Premier League Preview: The problem with supporting Chelsea is always having to say you're Sarri
Chelsea finished their title defence a meagre fifth after throwing away several last-ditch chances to claw their way back to the Champion's League spots. With entry into the Europa League and head coach Antonio Conte sacked, 2017/18 was a decidedly unsatisfactory season, but the light remains at the end of the tunnel. New manager Maurizio Sarri immediately implemented his style, aided by signing Jorginho from right under Pep Guardiola's nose. Have Chelsea already broken free from Conte's negativity? Fans are excited. While the transfer window has not been used for a total squad overhaul, the team looks as good as ever under new management.
In comes the latest in Chelsea's merry-go-round of managerial talent, Maurizio Sarri. Under considerably less pressure than his compatriot, Sarri arrives with the task of restoring Champions League football to Stamford Bridge and finally delivering positive football, just when owner Roman Abramovich is no longer around to enjoy it. It bodes well for the Blues that their new head coach is used to working with what he has as there is no war chest with which to handpick his squad. The man seems to understand his position as head coach, not club manager. He should get on far better with the board than the men who once stood in his place.his predecessors.
Chelsea's transfer business was underwhelming. Positional needs remain unaddressed, especially in the wide areas. Sarri cannot rely on either Willian or his Spanish counterpart, Pedro, to complete a world-class forward line that can challenge Manchester United, City and Liverpool. Attacking talent is needed. Similarly, Marcos Alonso makes a great wing-back but will struggle defensively in a back four. The untested Emerson is an unreliable replacement. These issues were clear in the Community Shield loss against Manchester City.
Jorginho was a lynch-pin for Sarri at Napoli and will be the same at his new club. He completes a midfield, alongside N'Golo Kante and Ross Barkley, that can compete with the best.
Goals will be needed. Thibaut Courtois is poised to head back to Spain. Happily, there is little else to report in terms of major departures. The new style of play and additions such as Callum Hudson-Odoi may revitalise the squad, but failure to do more business will eventually lead to stagnation.
For now, key players remain. Eden Hazard, N'Golo Kante and Jorginho are the guaranteed starters. Chelsea will do well to re-sign two of this World Cup's best players. If the rest of Sarri's side can be assembled, that trio will guarantee both defensive clout and creative prowess. All three are young enough to stick around, if they can be convinced.
It may be an exciting year for those expecting anything out of Chelsea's renowned youth academy.

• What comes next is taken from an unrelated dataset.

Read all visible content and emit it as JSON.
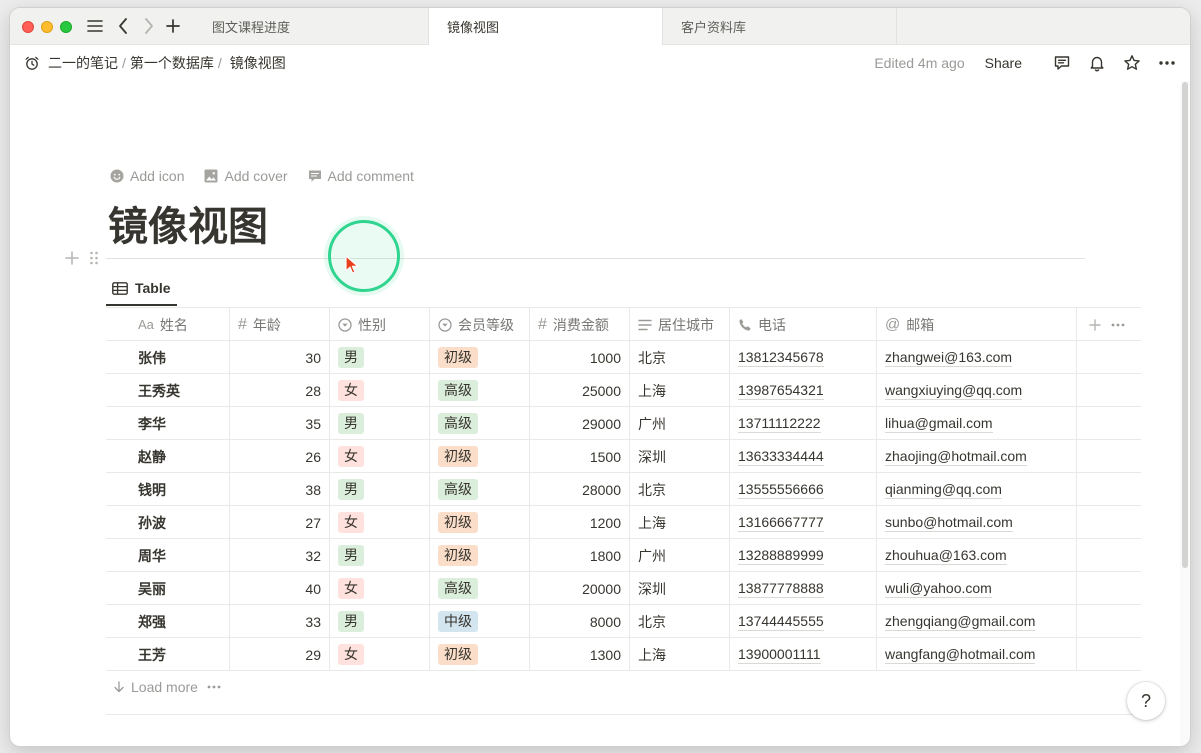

Calum Hudon-Odoi has impressed his new boss. The17-year-old is raring to set the Premier League alight after making the step up from the academy in pre-season. Ruben Loftu-Cheek returns from an impressive loan spell at Crystal Palace, as does Tammy Abraham from Swansea and Michy Batshuayi from Borussia Dortmund, the former showing real class at the World Cup.
Realistically, everyone involved at the club hopes Chelsea can make it back to the top four spots, an arduous task given the quality at the top of the table. Anything further will be as heavily applauded as Conte's shock title win in 16/17. With their incredible and sometimes problematic squad depth, Chelsea should be aiming to win the Europa League. In any case, a battle truly awaits.